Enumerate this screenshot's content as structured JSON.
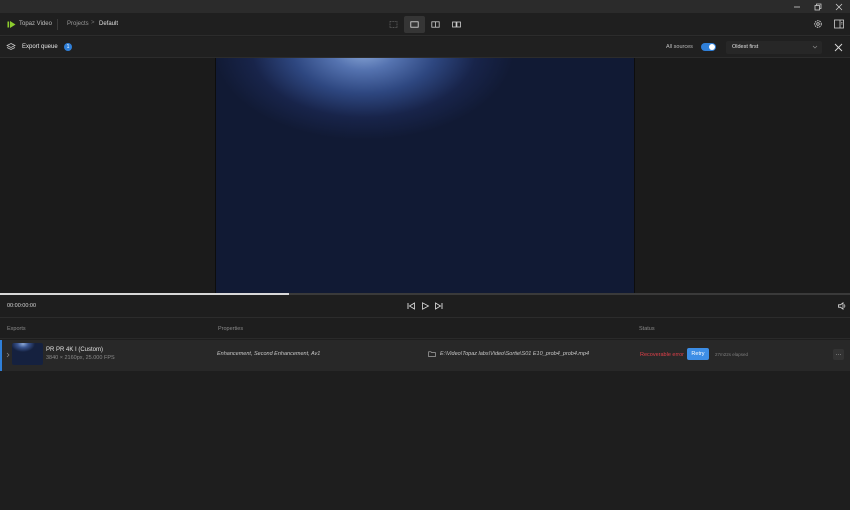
{
  "app": {
    "name": "Topaz Video"
  },
  "breadcrumb": {
    "projects": "Projects",
    "separator": ">",
    "current": "Default"
  },
  "view_modes": [
    "single-view-icon",
    "preview-view-icon",
    "side-by-side-icon",
    "compare-view-icon"
  ],
  "queue": {
    "title": "Export queue",
    "badge": "1",
    "all_sources_label": "All sources",
    "all_sources_enabled": true,
    "sort_value": "Oldest first"
  },
  "player": {
    "timecode": "00:00:00:00",
    "progress": 0.34
  },
  "table": {
    "headers": {
      "exports": "Exports",
      "properties": "Properties",
      "status": "Status"
    },
    "rows": [
      {
        "name": "PR PR 4K I (Custom)",
        "meta": "3840 × 2160px, 25.000 FPS",
        "properties": "Enhancement, Second Enhancement, Av1",
        "path": "E:\\Video\\Topaz labs\\Video\\Sortie\\S01 E10_prob4_prob4.mp4",
        "status": "Recoverable error",
        "retry_label": "Retry",
        "elapsed": "27m22s elapsed",
        "more": "···"
      }
    ]
  },
  "colors": {
    "accent": "#2f7fd8",
    "error": "#e0404a",
    "logo": "#8ccc2e"
  }
}
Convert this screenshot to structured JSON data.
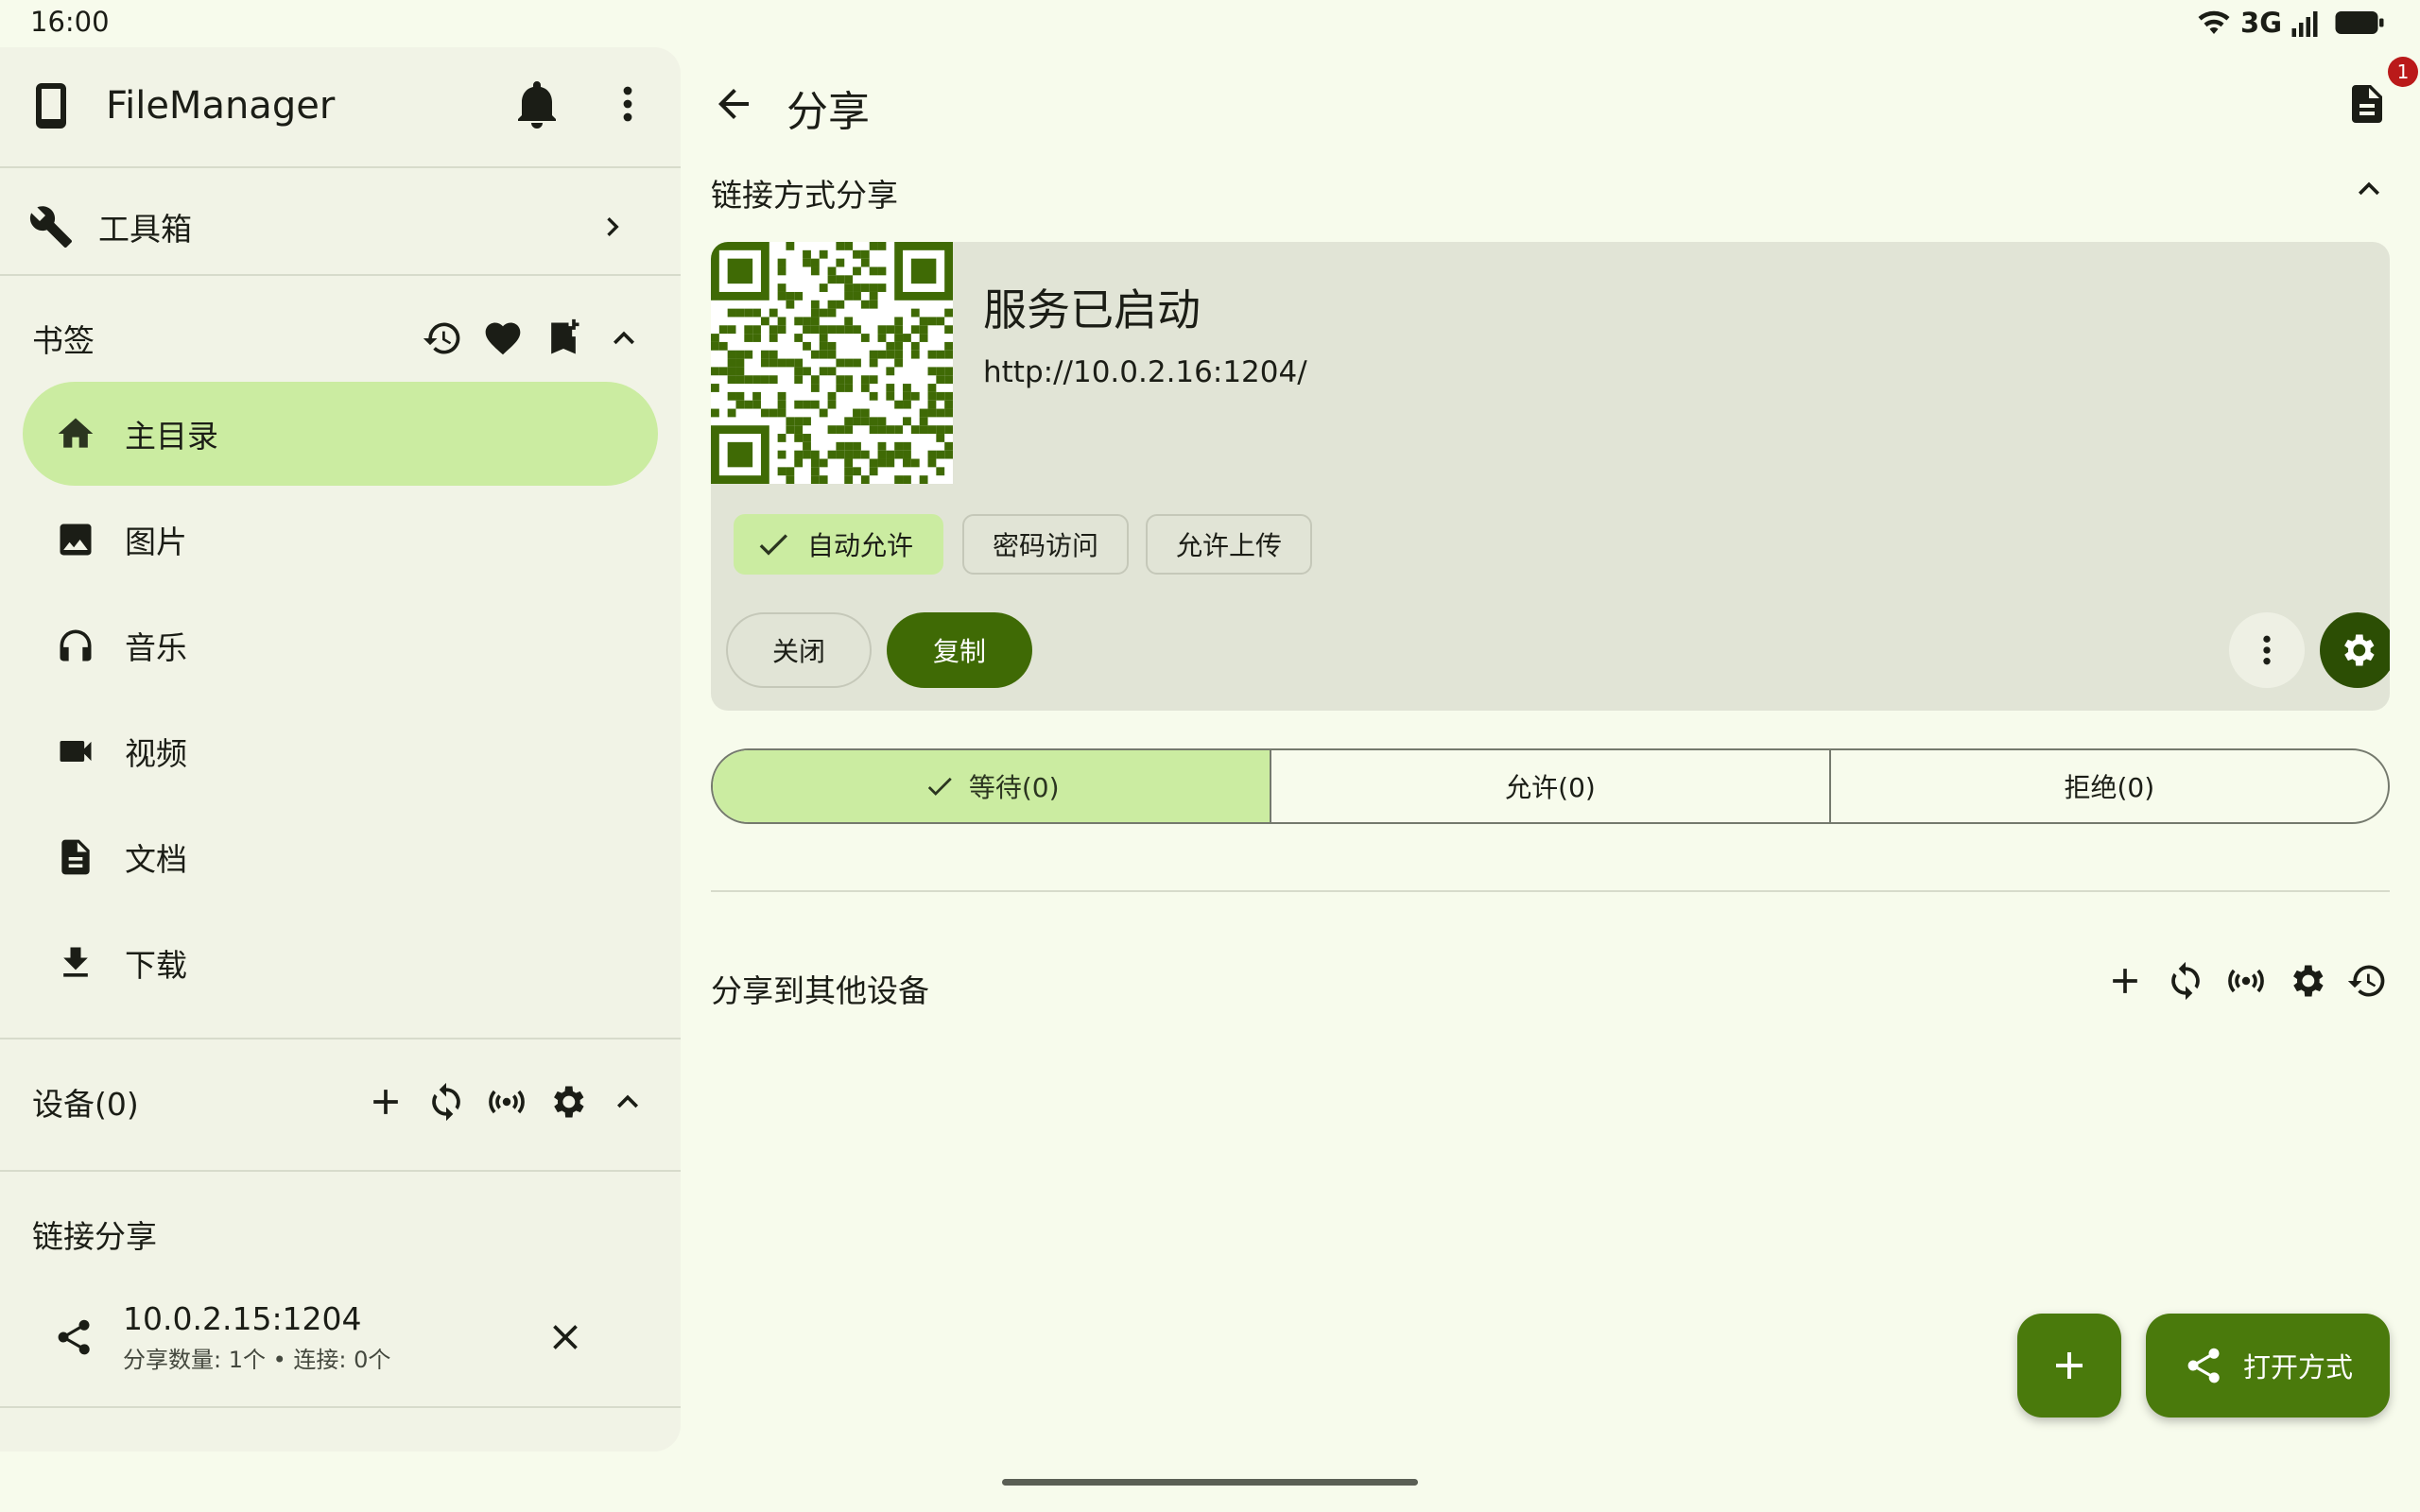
{
  "status_bar": {
    "time": "16:00",
    "network": "3G"
  },
  "drawer": {
    "app_title": "FileManager",
    "toolbox_label": "工具箱",
    "bookmarks_label": "书签",
    "nav_items": [
      {
        "label": "主目录",
        "icon": "home-icon",
        "active": true
      },
      {
        "label": "图片",
        "icon": "image-icon",
        "active": false
      },
      {
        "label": "音乐",
        "icon": "headphones-icon",
        "active": false
      },
      {
        "label": "视频",
        "icon": "videocam-icon",
        "active": false
      },
      {
        "label": "文档",
        "icon": "document-icon",
        "active": false
      },
      {
        "label": "下载",
        "icon": "download-icon",
        "active": false
      }
    ],
    "devices_label": "设备(0)",
    "link_share_label": "链接分享",
    "share_entry": {
      "address": "10.0.2.15:1204",
      "detail": "分享数量: 1个 • 连接: 0个"
    }
  },
  "main": {
    "title": "分享",
    "notification_count": "1",
    "link_section_label": "链接方式分享",
    "card": {
      "status": "服务已启动",
      "url": "http://10.0.2.16:1204/",
      "chips": {
        "auto_allow": "自动允许",
        "password": "密码访问",
        "upload": "允许上传"
      },
      "close_label": "关闭",
      "copy_label": "复制"
    },
    "tabs": {
      "waiting": "等待(0)",
      "allowed": "允许(0)",
      "rejected": "拒绝(0)"
    },
    "other_devices_label": "分享到其他设备",
    "fab_open_label": "打开方式"
  },
  "colors": {
    "primary": "#3f6a05",
    "primary_container": "#cbeca1",
    "background": "#f7fbec",
    "drawer_bg": "#f1f3e6",
    "card_bg": "#e1e4d6",
    "badge": "#ba1a1a"
  }
}
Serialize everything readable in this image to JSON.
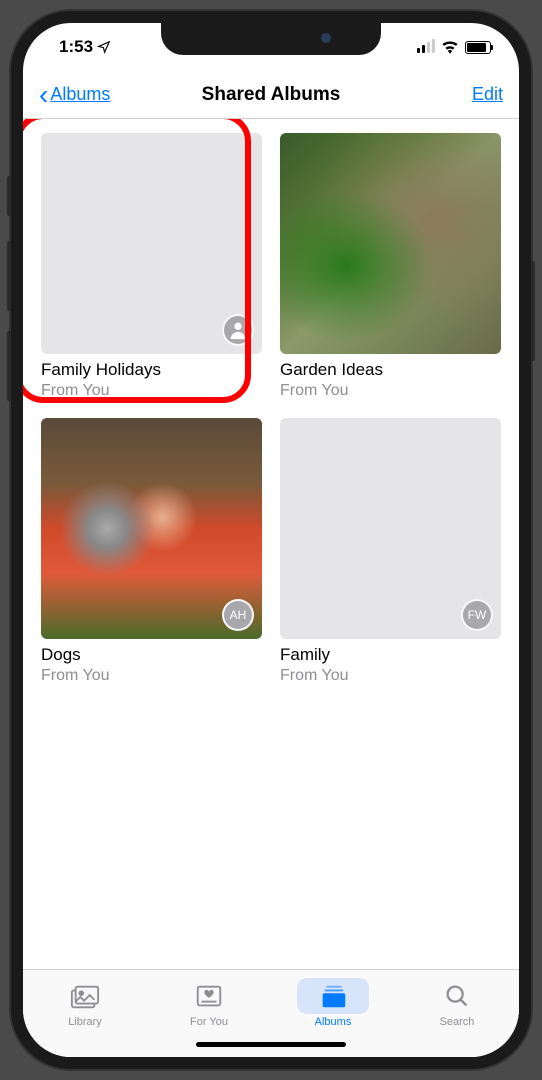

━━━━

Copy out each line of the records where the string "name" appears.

    "name": "Topaz Video"
        "name": "PR PR 4K I (Custom)",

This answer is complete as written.